■ EXERCISE DIRECTIONS:
Give the number of lines below with "JSON" in them, leaving out anything else.

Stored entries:
= Beginning of Section =

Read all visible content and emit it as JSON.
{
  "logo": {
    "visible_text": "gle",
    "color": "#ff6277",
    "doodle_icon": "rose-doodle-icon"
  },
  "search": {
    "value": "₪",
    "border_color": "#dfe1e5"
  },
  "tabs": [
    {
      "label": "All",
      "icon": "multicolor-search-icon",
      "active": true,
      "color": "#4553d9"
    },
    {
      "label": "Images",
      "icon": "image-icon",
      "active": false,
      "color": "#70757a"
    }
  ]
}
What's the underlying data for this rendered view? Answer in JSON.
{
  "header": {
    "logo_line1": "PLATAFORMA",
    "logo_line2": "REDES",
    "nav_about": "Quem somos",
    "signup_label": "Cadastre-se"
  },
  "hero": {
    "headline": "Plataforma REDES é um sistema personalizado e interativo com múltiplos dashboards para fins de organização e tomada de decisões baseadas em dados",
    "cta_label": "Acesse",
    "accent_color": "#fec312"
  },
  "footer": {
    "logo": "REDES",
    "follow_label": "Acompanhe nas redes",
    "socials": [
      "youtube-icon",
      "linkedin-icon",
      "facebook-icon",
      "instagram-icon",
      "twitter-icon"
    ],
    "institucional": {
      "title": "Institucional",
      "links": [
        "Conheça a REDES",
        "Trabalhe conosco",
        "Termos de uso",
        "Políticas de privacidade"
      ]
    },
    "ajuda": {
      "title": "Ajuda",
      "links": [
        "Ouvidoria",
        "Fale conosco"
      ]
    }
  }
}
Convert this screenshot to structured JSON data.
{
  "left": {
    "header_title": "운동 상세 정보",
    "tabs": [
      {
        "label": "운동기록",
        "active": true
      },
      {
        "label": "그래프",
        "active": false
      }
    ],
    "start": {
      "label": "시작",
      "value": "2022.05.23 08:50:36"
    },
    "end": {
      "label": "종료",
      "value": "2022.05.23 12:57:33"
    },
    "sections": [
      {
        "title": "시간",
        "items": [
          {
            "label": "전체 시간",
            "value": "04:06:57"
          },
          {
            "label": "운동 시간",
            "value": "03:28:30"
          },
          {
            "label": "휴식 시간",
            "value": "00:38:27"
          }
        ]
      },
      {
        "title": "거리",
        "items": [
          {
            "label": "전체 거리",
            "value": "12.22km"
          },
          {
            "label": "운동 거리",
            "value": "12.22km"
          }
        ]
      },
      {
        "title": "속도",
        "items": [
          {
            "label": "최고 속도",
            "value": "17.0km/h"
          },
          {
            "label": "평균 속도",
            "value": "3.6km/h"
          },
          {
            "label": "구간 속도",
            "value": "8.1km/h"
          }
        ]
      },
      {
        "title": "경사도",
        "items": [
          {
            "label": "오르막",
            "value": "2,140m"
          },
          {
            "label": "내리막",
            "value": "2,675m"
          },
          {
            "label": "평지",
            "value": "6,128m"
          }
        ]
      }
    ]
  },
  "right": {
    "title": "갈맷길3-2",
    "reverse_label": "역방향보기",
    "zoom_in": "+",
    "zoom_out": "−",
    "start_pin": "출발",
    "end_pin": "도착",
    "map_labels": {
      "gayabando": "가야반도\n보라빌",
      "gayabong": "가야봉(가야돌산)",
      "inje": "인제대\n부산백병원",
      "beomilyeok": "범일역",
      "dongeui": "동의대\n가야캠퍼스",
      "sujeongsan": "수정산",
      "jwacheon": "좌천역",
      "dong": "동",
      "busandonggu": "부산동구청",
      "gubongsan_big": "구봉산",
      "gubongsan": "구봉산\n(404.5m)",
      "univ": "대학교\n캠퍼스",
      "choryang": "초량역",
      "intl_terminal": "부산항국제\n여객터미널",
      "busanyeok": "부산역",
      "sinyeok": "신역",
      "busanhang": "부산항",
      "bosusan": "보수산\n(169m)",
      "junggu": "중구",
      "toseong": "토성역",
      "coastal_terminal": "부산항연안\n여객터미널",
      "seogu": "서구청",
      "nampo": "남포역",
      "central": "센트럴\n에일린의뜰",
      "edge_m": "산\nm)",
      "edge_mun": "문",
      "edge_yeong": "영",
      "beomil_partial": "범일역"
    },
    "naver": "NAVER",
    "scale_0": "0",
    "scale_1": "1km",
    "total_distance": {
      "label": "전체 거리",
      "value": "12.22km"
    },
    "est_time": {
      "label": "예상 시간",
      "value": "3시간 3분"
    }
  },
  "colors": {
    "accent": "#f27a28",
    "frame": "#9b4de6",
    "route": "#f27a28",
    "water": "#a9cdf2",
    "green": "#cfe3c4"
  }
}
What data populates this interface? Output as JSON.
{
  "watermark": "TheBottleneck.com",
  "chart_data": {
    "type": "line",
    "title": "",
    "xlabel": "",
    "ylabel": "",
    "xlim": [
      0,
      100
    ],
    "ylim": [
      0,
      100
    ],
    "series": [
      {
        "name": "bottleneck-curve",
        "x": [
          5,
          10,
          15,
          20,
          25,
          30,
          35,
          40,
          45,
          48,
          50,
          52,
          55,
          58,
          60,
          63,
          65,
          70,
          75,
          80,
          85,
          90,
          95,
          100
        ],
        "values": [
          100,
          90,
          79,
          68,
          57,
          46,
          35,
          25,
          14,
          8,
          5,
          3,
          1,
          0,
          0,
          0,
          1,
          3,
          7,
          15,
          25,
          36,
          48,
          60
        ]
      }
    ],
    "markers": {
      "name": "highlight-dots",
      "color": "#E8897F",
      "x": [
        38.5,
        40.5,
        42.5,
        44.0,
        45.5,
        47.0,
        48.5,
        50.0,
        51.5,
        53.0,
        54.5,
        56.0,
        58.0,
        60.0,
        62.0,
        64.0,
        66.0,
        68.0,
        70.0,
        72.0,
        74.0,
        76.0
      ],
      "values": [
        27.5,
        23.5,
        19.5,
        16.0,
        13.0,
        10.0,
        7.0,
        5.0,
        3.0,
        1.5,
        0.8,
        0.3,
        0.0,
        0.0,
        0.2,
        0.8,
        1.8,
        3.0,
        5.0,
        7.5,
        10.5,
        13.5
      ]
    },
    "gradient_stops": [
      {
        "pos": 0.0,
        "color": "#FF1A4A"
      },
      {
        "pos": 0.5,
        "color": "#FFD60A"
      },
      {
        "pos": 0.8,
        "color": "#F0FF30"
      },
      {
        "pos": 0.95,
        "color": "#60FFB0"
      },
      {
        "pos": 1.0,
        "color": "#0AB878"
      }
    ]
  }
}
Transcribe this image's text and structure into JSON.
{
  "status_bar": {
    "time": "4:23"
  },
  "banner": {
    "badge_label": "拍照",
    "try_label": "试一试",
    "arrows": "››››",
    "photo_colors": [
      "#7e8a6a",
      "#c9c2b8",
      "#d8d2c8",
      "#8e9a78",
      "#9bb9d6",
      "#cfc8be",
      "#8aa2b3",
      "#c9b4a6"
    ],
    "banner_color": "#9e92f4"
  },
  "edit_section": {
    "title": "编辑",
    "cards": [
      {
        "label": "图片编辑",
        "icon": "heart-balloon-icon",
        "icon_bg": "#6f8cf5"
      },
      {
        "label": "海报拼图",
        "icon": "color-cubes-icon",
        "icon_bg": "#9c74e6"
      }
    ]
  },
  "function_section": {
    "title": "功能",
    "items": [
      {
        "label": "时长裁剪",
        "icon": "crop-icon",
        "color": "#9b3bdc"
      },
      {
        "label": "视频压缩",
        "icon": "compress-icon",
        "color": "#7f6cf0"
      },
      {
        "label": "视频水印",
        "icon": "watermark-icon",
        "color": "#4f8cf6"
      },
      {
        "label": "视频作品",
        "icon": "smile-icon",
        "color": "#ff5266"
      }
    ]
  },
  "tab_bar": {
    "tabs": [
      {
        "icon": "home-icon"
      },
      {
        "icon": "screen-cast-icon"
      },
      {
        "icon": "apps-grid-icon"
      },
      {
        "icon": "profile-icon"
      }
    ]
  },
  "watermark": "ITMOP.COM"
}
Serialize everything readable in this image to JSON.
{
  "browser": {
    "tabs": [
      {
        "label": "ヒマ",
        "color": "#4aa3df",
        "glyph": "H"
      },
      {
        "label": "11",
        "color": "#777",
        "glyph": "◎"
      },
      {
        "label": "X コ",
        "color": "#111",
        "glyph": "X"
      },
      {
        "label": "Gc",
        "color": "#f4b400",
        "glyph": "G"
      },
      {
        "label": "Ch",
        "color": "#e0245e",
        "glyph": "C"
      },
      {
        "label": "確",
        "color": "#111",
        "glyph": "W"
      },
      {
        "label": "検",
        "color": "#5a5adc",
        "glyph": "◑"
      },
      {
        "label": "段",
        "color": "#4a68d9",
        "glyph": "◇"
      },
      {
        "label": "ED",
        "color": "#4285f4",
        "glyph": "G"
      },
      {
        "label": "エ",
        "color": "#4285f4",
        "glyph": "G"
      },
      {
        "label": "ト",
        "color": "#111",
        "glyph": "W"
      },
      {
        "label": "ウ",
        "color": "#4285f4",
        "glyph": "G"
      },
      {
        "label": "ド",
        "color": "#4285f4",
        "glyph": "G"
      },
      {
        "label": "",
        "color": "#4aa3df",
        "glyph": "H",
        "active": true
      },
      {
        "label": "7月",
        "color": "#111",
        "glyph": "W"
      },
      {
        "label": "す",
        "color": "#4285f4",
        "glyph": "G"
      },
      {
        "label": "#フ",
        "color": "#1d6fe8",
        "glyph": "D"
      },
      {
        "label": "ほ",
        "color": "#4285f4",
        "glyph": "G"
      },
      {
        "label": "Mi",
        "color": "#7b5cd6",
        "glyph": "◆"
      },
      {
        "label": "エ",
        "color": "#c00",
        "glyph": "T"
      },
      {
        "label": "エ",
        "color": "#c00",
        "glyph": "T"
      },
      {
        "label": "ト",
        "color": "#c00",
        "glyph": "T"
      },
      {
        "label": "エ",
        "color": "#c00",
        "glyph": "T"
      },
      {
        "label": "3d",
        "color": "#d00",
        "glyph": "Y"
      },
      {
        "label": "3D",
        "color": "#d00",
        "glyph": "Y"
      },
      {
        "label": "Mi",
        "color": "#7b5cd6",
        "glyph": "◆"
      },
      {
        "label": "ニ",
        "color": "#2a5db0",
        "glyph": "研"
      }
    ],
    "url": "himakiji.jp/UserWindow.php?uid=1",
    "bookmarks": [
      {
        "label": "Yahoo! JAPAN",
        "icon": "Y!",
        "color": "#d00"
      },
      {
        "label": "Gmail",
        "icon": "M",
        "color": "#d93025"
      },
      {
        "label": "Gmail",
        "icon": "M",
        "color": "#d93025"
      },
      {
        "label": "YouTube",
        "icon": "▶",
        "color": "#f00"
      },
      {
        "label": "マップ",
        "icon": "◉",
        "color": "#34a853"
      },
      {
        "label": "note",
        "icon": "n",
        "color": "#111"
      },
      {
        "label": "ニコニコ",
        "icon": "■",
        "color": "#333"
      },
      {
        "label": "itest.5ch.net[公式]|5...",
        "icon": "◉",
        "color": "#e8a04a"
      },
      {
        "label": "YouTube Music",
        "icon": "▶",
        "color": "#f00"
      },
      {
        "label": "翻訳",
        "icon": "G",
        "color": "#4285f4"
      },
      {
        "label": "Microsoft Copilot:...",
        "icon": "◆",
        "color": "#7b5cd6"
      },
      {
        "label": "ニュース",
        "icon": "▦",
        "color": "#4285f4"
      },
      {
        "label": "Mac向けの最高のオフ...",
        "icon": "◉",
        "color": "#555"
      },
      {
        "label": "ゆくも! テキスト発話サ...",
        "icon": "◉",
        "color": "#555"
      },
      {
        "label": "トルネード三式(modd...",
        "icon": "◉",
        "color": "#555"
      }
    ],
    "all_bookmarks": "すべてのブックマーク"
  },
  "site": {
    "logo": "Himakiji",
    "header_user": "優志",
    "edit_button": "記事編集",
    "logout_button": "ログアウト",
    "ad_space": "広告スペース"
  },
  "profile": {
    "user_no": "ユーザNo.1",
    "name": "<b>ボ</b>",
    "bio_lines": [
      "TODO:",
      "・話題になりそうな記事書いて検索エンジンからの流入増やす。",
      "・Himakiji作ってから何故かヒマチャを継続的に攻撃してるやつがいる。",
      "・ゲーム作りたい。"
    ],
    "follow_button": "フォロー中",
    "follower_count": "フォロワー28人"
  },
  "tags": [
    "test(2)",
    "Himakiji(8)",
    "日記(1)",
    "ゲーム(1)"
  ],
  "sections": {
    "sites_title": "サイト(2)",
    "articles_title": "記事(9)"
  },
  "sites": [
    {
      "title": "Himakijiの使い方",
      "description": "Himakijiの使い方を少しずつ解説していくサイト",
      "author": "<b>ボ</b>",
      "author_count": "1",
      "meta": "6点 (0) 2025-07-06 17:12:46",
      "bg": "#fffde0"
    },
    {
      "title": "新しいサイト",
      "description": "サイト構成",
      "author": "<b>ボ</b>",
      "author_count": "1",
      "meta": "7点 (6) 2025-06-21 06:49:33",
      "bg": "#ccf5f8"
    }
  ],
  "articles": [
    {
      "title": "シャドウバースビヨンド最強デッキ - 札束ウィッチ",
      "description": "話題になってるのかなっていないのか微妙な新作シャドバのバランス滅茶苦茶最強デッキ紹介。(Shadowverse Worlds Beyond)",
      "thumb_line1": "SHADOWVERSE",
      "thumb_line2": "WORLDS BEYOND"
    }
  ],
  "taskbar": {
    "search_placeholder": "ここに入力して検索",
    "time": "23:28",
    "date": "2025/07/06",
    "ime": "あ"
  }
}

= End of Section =

■ ANSWER AREA:
6